and a floor, said oor being elevated an appreciable distance above the bottom of the toy, a door at one end of the garage, resilient means tending to open said door, a narrow wall extending from one side to the other of the garage below the door 7 and occupying the space between the floor and the bottom of the toy, a leaf spring secured to the lower face of the floor of the garage and projecting forwardly through an opening in said narrow wall, the end of said leaf spring being provided with detent means to hold the door in closed position, a relatively large sheet metal runway, means at one end of said runway adapted to rest upon and readily detachably mate with the outwardly projecting end of the detent spring, whereby said runway may be removed for compact storage of the toy when not in use, said detent spring being so adjusted as to be just capable of holding the doors in closed condition, whereby said detent spring is depressed and the doors automatically opened when a toy vehicle rolls up the runway toward the garage.

MYRON FLEISHMAN.

JOHN W. K. HEPPNER.
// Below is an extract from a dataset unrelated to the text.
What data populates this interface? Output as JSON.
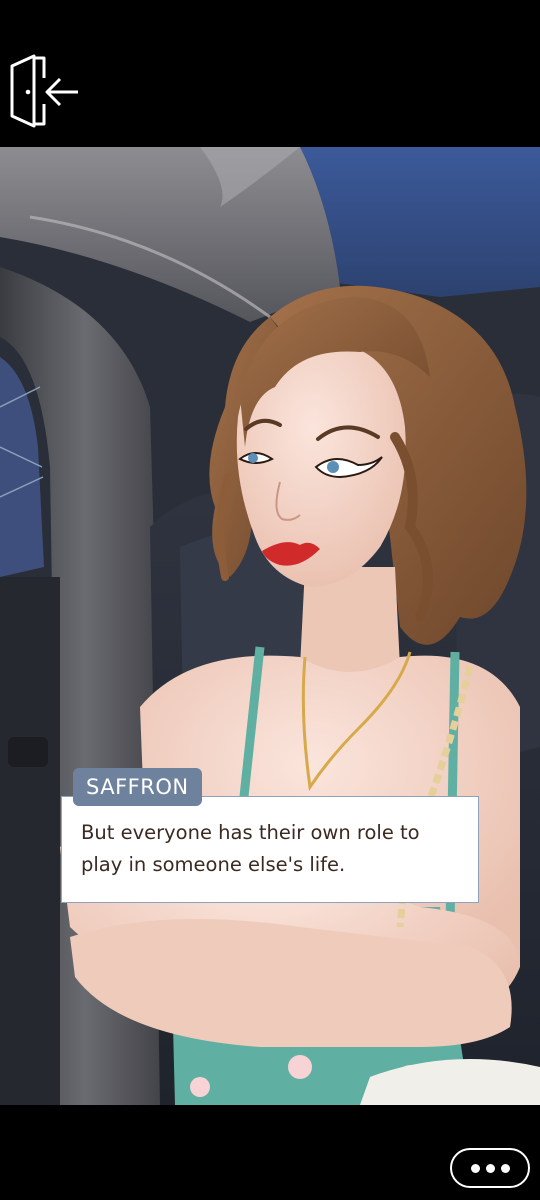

Referenced by
Citing PatentFiling datePublication dateApplicantTitle
US2480030 *Feb 4, 1946Aug 23, 1949Karwacki Edward CToy housing
US2590508 *Mar 9, 1949Mar 25, 1952 Toy with automatic boos
US3016024 *Feb 24, 1956Jan 9, 1962Silver Warner CSelf-propelled reversing vehicle
US4018001 *Sep 23, 1975Apr 19, 1977Walmer Harry EDoll house
US4227337 *Feb 9, 1979Oct 14, 1980Tonka CorporationToy building units
US4551103 *Nov 15, 1984Nov 5, 1985Mickey GreenFarm products agricultural game
US4734076 *Nov 26, 1985Mar 29, 1988Mattel, Inc.Toy vehicle play setting
US6073674 *Dec 23, 1996Jun 13, 2000Hormann Kg BrockhagenSectional overhead door
US8298038Apr 23, 2010Oct 30, 2012Mattel, Inc.Toy
US8459647 *Jun 29, 2010Jun 11, 2013Tangerine Creative, LlcGame having adversarial figure releasably holding a player figure
US8591284 *Sep 14, 2009Nov 26, 2013Mattel, Inc.Toy with housing having movable components
US8876573Oct 29, 2012Nov 4, 2014Mattel, Inc.Toy
US20100075573 *Sep 14, 2009Mar 25, 2010Mattel, Inc.Toy with Housing Having Movable Components
US20100273390 *Apr 23, 2010Oct 28, 2010O'connor Stacy LToy
US20110074105 *Jun 29, 2010Mar 31, 2011Robert William FerronGame Having Adversarial Figure Releasably Holding a Player Figure
Classifications
U.S. Classification446/423, 160/192
International ClassificationA63H17/44, A63H17/00
Cooperative ClassificationA63H17/44
European ClassificationA63H17/44